After a few drafts of the outline and many cell phone minutes and back and forths we were given the greenlight to write the thing. We did and I was very pleased with the first draft, knowing it needed a bit of work but finding some really cool gruesome scenes. Something I think the genre fans would be very pleased with. And there was some great MOVIE dialogue. Cool, gritty one-liners. I knew our producer would love it.

So we submitted the script. (and I think our own rewrite notes).

And waited.

And waited.

And waited.

Finally, Don called and got into an awkward conversation with the producer. He hated it. Was completely disappointed.


There wasn't anything in there that wasn't in the outline.


Oh well.

Nine months later we get the call/email that the script is back on and is looking for a rewrite. There was a deadline too. Over the holidays. Now we had long since passed our obilgation to do a rewrite, but this is a business of relationships. I can't remember what happened next, but eventually we gave our blessing for the producer to find someone else to do the rewrite based on our notes and then we'd do a quick dialogue polish-- that's where I'm money (actor bait=actors=financing).

I think that was two years ago. Maybe a year and a half ago. No longer is this a shoestring. No longer am I being considered to direct. We've given notes a few times on the new drafts. Not sure any of mine were ever incorporated. Which makes the demand for a quick turnaround on notes a little irritating. Also, one of the more unique scenes was removed. Sadly. No faith.

Finally, having read the last draft I again offered my services to do a polish. It's my name on the piece and I'll be damned if it's not going to have something left of mine. Besides the rewrite guy is good. The action reads like a dream, but again with Character and Dialogue I'm money (actor bait=actors=financing). A lot of the awkward emotional beats and transitions can be fixed with dialogue beats. You can also 3D the characters up. Make them capable of surprises.

The offer for said polish was accepted. With a loose understanding that it would only take a few days.

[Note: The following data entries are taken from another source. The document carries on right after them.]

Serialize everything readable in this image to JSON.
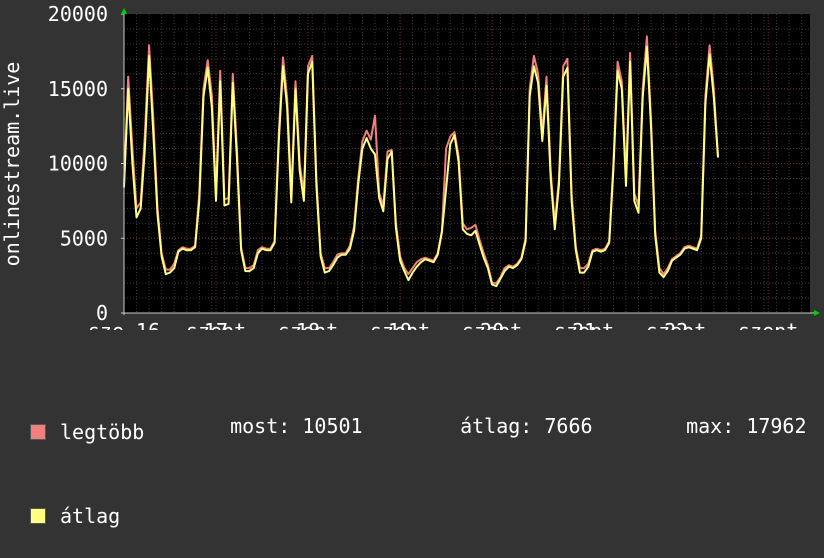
{
  "chart_data": {
    "type": "line",
    "ylabel": "onlinestream.live",
    "ylim": [
      0,
      20000
    ],
    "yticks": [
      0,
      5000,
      10000,
      15000,
      20000
    ],
    "xlim": [
      0,
      164
    ],
    "xticks": [
      {
        "x": 0,
        "label": "sze 16"
      },
      {
        "x": 22,
        "label": "szept"
      },
      {
        "x": 22,
        "label": "17"
      },
      {
        "x": 44,
        "label": "szept"
      },
      {
        "x": 44,
        "label": "18"
      },
      {
        "x": 66,
        "label": "szept"
      },
      {
        "x": 66,
        "label": "19"
      },
      {
        "x": 88,
        "label": "szept"
      },
      {
        "x": 88,
        "label": "20"
      },
      {
        "x": 110,
        "label": "szept"
      },
      {
        "x": 110,
        "label": "21"
      },
      {
        "x": 132,
        "label": "szept"
      },
      {
        "x": 132,
        "label": "22"
      },
      {
        "x": 154,
        "label": "szept"
      }
    ],
    "grid": true,
    "series": [
      {
        "name": "legtöbb",
        "color": "#f08080",
        "values": [
          8600,
          15800,
          11000,
          7000,
          7400,
          12000,
          17900,
          13000,
          7000,
          4000,
          2900,
          2900,
          3300,
          4200,
          4400,
          4300,
          4300,
          4500,
          8000,
          15000,
          16900,
          14600,
          8000,
          16200,
          7600,
          7700,
          16000,
          11000,
          4400,
          3000,
          3000,
          3200,
          4200,
          4400,
          4300,
          4300,
          4800,
          12000,
          17100,
          14400,
          7900,
          15500,
          10000,
          8000,
          16500,
          17200,
          9000,
          4000,
          3000,
          3000,
          3400,
          3900,
          4000,
          4000,
          4500,
          5800,
          9000,
          11500,
          12200,
          11600,
          13200,
          8000,
          7200,
          10800,
          10900,
          6000,
          3800,
          3000,
          2600,
          3000,
          3400,
          3600,
          3700,
          3600,
          3500,
          4000,
          5500,
          11000,
          11800,
          12100,
          10500,
          6000,
          5600,
          5700,
          5900,
          4900,
          4000,
          3200,
          2000,
          2000,
          2400,
          3000,
          3200,
          3100,
          3300,
          3700,
          5000,
          15000,
          17200,
          16000,
          12000,
          15800,
          9500,
          6000,
          9000,
          16500,
          17000,
          8000,
          4400,
          3000,
          3000,
          3300,
          4200,
          4300,
          4200,
          4300,
          4800,
          10000,
          16800,
          15500,
          9000,
          17400,
          8000,
          7200,
          15000,
          18500,
          13000,
          5500,
          3000,
          2600,
          3000,
          3600,
          3800,
          4000,
          4400,
          4500,
          4400,
          4300,
          5200,
          14500,
          17900,
          15000,
          10500
        ]
      },
      {
        "name": "átlag",
        "color": "#ffff80",
        "values": [
          8400,
          15000,
          10000,
          6400,
          7000,
          11000,
          17200,
          12000,
          6600,
          3800,
          2600,
          2700,
          3000,
          4100,
          4300,
          4200,
          4200,
          4400,
          7500,
          14500,
          16400,
          13800,
          7500,
          15500,
          7200,
          7300,
          15400,
          10400,
          4200,
          2800,
          2800,
          3000,
          4000,
          4300,
          4200,
          4200,
          4700,
          11500,
          16500,
          13800,
          7400,
          15000,
          9500,
          7500,
          16000,
          16800,
          8500,
          3800,
          2700,
          2800,
          3200,
          3700,
          3900,
          3900,
          4300,
          5500,
          8600,
          11000,
          11700,
          11000,
          10600,
          7700,
          6800,
          10300,
          10800,
          5700,
          3500,
          2800,
          2200,
          2700,
          3100,
          3400,
          3600,
          3500,
          3400,
          3900,
          5400,
          8300,
          11300,
          11900,
          10100,
          5600,
          5300,
          5200,
          5500,
          4600,
          3700,
          3000,
          1900,
          1800,
          2300,
          2800,
          3100,
          3000,
          3200,
          3600,
          4800,
          14500,
          16500,
          15400,
          11500,
          15200,
          9000,
          5600,
          8600,
          15800,
          16400,
          7500,
          4200,
          2700,
          2700,
          3100,
          4100,
          4200,
          4100,
          4200,
          4700,
          9600,
          16200,
          15000,
          8500,
          16800,
          7500,
          6700,
          14400,
          17800,
          12500,
          5200,
          2700,
          2400,
          2800,
          3500,
          3700,
          3900,
          4300,
          4400,
          4300,
          4200,
          5000,
          14000,
          17300,
          14400,
          10400
        ]
      }
    ],
    "legend_labels": [
      "legtöbb",
      "átlag"
    ],
    "stats": {
      "most_label": "most:",
      "most_value": "10501",
      "atlag_label": "átlag:",
      "atlag_value": "7666",
      "max_label": "max:",
      "max_value": "17962"
    }
  }
}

Well, that was a few weeks ago. I received a draft to start polishing and was then told to HOLD. Said producer is expecting coverage from two coverage giving places and he suspects another rewrite. Not sure why the rush to go to coverage with a script in obvious need of a polish.

There's such a thing as a script being over developed and that's what I fear has happened here. Too many notes, tweaky things back and forth. And I'm still not sure the spine of the thing works. The two genres as written seem a little incongruent for a 90 minute movie. Some of the sequences rock, but overall I'm not convinced it holds water.

Sadly, this little genre project has been around for 3 1/2 years without ever leaving the starting block. Except for "coverage" which I can tell you what they're going to say.

It hasn't been as bad as AWOL BLUES which due to the nature of the story and current events had to evolve into its current form. And in the end, the script has been a small blessing (this will be another blog).

I take that back. AWOL was hell. A personal writing hell.

But I guess the attention and meetings it's gotten me and my co-writer Mark Glinski (brought in to help with a page one rewrite after many drafts) some very cool meetings and open doors (Joel Schumacher, Jeremy Garelick) and was probably the script that got me the next gig... (and another one SELMA). Guess we got out of that hell. Thanks, Smelly.

But all this THM nonsense is balanced out by the ease and dream experience of working on


(to be continued)

A Dark Sweet Hello

Hey Cats and Cowgirls:

Welcome to the new spew bucket.

A lot of you have been asking for this (there's my first lie right there).

I'll be updating as frequently as I can regarding the growing number of projects that seem to be heating up. I wish I'd done this for AWOL Blues, as that script just keeps coming back up like bad Mexican. Actually, that one is more bittersweet. Hangman... now that's a script that won't go away.

Updates soon on the following:

Straight Razor Jazz
Adam Prophet
The Fountain
AWOL Blues